Call centers jobs are probably some of the most volatile on the US job market. In a move to guarantee better job security in the state of New York, Gov. Andrew Cuomo signed a law requiring companies to report relocations and repay state grants from the past 5 years if they do relocate.
Photo by Hans Pennink, AP.
Short Summary of the New Law
Under the new piece of legislation, any employer that moves a New York call center outside the US or lowers the number of employees by over 30% must report the actions to the state. The data received will be compiled and made public every year by the Department of Labor.
An extra provision of the law requires customer service contracts for call centers within the state of New York.
If companies don’t comply, they could be forced to pay back 5 years’ worth of state grants.
Staying Ahead of a Worrying Trend
The move is clearly in response to the ever-growing trend of call centers closing down and/or moving their offices outside of the US. According to CWA, New York lost approximately 40,000 call center positions in the last 14 years.
The shifts often follow technological advancements, but also move to states where unions don’t have as much power, or countries where wages and benefits cost a lot less than in the US.
Back in March 2019, workers rallied in protest of AT&T closing a call center in Syracuse, with work shipping to another call center in Orange Park , Florida where wages are reported to be lower. This information comes courtesy of Hae-Lin Choi, a deputy political director of CWA District 1. Choi also estimated that around 260,000 people still work in New-York-based call centers.
But It’s Not Just New York
Things are not looking better in other parts of the US.
On Wednesday, January 8 2020, Alorica reported it will close its Mendota Heights, CA call center, laying off 158 employees. The same day, Macy’s announced it would be closing its call center in Tempe, AZ, with almost 800 people being forced to either quit or switch to a different position (in a local distribution center or store).
Similar to AT&T in New York, Macy’s is also moving its call center jobs to Clearwater, Florida and Mason, Ohio. This clearly is a trend and a worrying one, however justified in some cases (like Macy’s reporting 6 consecutive years of declining sales).
So Will the New York Law Be Effective in Saving Call Center Jobs?
It certainly seems like the law will be a significant obstacle for employers thinking about moving their jobs out of the state.
As Gov. Cuomo put it:
As technology advances, more and more call centers are sending jobs overseas, leaving employees scrambling to find work to support themselves and their families […] This legislation will protect New York’s call center workers by putting in place serious financial disincentives for employers who move jobs out of New York.
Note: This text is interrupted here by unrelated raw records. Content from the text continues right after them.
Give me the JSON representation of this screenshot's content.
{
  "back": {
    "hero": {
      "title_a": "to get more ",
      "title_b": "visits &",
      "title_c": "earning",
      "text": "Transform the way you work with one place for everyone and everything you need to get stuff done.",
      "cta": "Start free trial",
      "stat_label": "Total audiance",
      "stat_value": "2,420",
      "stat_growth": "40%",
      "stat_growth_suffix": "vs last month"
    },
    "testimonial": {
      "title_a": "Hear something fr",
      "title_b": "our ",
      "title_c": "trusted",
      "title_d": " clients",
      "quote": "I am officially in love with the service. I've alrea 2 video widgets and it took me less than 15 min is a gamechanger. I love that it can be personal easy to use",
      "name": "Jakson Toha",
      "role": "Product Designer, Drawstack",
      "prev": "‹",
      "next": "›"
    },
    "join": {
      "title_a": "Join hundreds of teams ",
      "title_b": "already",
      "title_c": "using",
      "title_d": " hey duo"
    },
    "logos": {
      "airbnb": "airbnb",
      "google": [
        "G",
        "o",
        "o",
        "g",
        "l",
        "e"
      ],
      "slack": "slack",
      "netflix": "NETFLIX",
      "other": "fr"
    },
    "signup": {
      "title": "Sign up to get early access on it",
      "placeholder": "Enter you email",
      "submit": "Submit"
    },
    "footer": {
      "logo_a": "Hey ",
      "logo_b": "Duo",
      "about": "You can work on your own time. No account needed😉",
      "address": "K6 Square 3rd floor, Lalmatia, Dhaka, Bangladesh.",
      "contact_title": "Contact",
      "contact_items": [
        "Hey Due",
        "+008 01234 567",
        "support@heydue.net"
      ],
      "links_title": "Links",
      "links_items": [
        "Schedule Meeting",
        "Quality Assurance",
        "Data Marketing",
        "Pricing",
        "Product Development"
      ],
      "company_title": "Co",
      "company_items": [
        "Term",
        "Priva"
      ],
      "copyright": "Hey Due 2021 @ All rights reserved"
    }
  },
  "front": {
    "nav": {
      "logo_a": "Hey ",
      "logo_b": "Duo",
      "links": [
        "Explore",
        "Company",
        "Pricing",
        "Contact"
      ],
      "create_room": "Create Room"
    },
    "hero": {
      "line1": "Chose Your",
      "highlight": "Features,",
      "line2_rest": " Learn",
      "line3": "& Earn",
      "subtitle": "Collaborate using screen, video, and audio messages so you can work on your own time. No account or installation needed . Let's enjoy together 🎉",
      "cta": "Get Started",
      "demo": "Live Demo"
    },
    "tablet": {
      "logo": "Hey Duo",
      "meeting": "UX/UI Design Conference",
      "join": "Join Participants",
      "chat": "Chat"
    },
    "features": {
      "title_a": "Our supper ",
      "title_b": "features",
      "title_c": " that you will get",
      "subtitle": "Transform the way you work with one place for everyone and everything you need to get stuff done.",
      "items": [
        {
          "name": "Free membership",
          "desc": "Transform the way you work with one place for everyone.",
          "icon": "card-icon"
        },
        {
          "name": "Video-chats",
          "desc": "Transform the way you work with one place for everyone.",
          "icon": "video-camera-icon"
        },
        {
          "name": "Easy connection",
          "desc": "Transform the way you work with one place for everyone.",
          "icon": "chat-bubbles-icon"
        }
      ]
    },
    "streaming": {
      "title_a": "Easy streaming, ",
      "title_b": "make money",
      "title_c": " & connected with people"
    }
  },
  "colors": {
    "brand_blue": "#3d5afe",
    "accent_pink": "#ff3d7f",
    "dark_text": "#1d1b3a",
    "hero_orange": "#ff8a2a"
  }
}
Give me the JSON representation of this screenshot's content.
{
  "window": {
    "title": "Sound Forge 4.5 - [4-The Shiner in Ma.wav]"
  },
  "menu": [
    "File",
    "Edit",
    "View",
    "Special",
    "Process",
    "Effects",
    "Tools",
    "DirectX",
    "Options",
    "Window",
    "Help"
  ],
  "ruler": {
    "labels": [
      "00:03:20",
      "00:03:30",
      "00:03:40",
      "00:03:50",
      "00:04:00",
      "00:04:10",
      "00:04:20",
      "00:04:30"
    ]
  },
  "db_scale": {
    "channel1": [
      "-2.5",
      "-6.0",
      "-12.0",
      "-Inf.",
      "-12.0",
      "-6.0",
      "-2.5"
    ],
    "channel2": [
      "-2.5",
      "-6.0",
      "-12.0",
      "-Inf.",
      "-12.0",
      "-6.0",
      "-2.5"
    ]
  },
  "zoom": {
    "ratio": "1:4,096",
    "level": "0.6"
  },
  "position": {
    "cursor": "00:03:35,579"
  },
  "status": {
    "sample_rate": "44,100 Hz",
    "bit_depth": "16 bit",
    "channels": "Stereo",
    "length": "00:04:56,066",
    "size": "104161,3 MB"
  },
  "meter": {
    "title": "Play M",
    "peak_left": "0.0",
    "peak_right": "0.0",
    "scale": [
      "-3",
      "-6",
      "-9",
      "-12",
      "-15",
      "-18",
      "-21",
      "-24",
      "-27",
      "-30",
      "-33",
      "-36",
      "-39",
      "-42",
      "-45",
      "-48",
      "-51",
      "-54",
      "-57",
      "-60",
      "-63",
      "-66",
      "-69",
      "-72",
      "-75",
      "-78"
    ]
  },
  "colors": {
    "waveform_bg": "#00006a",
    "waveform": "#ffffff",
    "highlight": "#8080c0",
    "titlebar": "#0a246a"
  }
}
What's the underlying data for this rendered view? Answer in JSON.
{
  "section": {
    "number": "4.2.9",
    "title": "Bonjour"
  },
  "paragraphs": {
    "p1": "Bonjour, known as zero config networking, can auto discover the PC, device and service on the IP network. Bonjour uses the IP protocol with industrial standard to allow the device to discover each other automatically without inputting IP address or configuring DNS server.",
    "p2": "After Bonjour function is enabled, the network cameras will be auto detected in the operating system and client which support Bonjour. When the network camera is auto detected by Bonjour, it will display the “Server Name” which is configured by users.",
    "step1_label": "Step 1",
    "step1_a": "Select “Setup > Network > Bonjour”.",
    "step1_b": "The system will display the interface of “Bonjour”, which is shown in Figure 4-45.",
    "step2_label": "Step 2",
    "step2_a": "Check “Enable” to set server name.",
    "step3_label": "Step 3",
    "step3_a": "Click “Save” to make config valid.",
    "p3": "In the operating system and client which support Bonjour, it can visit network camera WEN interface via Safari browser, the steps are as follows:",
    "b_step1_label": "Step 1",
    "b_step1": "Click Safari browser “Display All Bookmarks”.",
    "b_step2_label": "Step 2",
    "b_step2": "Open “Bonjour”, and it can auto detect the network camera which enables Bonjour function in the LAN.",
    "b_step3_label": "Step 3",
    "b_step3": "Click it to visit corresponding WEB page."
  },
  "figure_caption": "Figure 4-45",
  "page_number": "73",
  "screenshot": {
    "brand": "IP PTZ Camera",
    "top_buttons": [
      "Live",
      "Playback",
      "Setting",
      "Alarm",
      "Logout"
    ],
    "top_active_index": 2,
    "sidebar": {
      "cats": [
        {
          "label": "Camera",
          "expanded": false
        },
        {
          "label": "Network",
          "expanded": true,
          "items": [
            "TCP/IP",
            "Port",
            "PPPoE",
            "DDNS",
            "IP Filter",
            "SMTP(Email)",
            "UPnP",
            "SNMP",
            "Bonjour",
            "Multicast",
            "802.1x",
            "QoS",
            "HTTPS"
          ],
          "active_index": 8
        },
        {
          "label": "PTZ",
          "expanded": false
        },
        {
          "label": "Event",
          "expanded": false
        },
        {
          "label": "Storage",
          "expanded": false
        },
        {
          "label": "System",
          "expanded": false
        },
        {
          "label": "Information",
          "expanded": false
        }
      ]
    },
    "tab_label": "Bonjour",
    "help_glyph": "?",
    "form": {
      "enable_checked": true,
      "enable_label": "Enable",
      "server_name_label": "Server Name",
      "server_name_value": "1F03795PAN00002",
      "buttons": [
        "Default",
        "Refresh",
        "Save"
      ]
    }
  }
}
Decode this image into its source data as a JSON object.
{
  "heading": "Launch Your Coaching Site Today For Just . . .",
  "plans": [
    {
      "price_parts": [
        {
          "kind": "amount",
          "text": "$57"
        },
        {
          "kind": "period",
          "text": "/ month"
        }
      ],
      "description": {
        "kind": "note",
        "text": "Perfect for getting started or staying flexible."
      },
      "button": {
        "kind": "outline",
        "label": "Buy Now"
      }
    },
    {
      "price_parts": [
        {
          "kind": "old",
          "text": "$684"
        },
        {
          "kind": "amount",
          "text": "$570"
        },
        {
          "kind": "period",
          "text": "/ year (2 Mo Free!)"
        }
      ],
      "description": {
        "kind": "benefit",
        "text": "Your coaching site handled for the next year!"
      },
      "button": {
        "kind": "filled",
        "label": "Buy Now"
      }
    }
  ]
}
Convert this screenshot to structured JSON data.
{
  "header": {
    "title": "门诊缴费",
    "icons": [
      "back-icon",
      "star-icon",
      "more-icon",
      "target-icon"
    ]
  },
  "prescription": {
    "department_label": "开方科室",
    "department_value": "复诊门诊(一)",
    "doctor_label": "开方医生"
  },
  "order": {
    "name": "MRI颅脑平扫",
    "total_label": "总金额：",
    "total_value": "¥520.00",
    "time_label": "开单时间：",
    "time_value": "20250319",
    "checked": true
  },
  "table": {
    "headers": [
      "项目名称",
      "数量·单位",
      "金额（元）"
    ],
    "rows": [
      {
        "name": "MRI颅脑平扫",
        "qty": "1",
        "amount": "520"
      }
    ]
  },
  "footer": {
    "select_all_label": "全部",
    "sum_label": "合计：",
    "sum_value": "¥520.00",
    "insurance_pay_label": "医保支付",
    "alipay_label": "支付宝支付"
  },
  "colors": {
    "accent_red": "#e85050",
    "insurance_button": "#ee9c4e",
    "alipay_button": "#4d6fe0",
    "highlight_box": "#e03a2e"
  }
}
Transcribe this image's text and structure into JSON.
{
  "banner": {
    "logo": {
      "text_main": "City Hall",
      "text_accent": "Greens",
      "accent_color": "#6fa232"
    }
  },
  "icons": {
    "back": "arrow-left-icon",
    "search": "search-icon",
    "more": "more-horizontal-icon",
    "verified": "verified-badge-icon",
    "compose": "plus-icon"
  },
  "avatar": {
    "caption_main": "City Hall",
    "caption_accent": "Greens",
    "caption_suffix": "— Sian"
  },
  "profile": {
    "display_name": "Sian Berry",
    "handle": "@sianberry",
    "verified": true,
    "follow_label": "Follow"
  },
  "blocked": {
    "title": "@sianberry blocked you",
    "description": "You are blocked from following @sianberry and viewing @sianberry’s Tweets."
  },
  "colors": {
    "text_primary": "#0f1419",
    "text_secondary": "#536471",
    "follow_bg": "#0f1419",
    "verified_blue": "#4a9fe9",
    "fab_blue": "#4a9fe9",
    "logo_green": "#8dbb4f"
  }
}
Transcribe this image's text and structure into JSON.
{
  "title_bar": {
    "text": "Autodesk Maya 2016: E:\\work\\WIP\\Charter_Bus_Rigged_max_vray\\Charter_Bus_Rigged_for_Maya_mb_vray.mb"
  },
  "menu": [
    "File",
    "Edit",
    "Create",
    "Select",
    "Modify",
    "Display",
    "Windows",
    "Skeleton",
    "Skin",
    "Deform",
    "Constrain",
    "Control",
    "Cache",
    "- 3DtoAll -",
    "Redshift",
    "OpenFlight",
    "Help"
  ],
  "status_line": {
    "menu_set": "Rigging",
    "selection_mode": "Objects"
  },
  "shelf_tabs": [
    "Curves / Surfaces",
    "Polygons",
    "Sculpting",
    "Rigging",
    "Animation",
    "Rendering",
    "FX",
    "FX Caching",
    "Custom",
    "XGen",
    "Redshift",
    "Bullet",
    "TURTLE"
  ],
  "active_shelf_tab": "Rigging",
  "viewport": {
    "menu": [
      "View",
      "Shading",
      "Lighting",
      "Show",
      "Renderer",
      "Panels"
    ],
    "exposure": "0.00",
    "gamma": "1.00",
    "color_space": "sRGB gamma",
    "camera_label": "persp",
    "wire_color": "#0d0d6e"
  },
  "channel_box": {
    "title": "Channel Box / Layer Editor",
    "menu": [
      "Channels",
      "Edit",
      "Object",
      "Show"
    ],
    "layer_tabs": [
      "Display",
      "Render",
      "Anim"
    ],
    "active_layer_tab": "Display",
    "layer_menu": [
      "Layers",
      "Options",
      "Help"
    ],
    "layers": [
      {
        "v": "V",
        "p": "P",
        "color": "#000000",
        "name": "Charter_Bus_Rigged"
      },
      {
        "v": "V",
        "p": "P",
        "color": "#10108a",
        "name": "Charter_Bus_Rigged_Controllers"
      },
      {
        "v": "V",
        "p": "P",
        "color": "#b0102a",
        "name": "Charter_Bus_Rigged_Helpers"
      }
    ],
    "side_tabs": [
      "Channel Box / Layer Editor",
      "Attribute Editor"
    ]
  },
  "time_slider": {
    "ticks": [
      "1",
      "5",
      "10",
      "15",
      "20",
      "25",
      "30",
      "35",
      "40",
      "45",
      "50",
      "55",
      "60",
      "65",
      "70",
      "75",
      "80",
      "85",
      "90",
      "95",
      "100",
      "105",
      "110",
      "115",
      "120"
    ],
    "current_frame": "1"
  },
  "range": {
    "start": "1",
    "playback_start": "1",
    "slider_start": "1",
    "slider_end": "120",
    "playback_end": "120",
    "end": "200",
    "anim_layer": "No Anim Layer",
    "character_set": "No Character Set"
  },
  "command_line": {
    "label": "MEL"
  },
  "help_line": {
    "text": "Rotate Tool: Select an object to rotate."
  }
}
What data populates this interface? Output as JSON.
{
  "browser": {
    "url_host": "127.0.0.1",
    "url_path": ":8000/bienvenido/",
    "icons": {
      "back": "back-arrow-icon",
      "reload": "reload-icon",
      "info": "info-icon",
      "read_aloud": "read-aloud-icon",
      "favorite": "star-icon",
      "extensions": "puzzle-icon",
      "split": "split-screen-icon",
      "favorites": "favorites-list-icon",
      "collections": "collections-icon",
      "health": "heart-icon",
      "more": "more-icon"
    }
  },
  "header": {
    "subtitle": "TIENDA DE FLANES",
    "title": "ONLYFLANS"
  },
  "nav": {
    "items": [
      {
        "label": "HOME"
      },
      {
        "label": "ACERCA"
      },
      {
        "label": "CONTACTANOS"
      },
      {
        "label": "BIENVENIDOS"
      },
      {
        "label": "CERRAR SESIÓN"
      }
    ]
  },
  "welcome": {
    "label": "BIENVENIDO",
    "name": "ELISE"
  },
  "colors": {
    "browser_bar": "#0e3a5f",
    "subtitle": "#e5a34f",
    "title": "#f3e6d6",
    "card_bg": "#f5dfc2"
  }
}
For now, this seems like a step in the right direction for improving job security in New York. However, it might also be a deterrent for new contact centers opening or moving into the New York State area.